Available data =>
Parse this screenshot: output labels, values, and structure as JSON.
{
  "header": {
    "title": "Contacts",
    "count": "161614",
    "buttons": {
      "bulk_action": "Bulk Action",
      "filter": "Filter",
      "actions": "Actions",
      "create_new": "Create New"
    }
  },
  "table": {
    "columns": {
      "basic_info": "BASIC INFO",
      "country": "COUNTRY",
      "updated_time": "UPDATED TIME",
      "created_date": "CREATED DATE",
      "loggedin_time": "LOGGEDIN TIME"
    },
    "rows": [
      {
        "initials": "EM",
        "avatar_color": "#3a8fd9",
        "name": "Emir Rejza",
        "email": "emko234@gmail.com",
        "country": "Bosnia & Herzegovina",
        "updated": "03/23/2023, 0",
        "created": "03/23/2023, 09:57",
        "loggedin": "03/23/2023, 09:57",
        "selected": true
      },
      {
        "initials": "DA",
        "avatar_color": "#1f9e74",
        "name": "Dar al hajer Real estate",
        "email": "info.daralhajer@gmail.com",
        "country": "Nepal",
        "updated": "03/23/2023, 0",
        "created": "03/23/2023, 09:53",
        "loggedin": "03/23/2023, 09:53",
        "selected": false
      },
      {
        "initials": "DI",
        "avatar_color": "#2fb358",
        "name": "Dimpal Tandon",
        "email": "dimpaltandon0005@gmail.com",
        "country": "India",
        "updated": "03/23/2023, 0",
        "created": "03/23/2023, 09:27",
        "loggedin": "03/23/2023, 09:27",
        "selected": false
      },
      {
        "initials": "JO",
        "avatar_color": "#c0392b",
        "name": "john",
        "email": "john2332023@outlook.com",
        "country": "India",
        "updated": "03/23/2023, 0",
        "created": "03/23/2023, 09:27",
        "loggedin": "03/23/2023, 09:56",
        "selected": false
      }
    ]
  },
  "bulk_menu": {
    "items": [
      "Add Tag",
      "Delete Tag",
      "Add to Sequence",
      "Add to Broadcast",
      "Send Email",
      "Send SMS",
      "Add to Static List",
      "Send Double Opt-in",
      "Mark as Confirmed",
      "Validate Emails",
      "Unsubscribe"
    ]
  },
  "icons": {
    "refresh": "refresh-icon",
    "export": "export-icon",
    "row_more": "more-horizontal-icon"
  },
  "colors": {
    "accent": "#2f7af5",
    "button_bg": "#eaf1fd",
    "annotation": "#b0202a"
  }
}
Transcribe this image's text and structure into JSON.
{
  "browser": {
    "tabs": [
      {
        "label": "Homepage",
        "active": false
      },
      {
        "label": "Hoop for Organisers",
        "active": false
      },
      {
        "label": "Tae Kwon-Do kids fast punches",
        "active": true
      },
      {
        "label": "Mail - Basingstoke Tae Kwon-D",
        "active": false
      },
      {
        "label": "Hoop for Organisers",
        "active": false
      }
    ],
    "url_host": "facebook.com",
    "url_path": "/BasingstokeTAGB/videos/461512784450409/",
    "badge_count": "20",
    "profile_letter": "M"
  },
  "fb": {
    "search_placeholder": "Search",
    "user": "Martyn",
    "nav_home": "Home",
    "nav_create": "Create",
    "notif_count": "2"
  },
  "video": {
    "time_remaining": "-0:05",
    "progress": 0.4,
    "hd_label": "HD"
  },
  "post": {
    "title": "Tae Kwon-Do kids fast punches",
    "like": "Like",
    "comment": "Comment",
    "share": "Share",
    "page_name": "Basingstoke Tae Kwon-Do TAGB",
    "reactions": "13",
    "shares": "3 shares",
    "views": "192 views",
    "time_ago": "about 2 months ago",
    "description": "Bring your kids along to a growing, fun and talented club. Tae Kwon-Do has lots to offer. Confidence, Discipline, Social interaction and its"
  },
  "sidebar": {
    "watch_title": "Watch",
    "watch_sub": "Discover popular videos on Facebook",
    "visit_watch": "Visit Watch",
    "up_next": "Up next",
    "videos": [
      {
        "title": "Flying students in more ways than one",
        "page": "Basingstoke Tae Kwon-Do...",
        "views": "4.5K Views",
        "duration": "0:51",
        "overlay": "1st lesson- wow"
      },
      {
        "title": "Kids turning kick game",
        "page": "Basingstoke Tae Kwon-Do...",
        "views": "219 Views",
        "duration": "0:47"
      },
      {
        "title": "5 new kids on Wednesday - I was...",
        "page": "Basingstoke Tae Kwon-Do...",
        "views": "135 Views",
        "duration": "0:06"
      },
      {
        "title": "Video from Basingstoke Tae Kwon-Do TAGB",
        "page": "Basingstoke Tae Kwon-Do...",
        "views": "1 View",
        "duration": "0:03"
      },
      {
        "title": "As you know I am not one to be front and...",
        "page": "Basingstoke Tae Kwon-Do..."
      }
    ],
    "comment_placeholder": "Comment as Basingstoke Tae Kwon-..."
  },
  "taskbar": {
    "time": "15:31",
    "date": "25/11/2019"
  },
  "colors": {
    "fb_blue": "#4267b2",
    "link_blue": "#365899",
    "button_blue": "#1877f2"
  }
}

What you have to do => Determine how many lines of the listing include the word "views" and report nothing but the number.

Exercise response => 5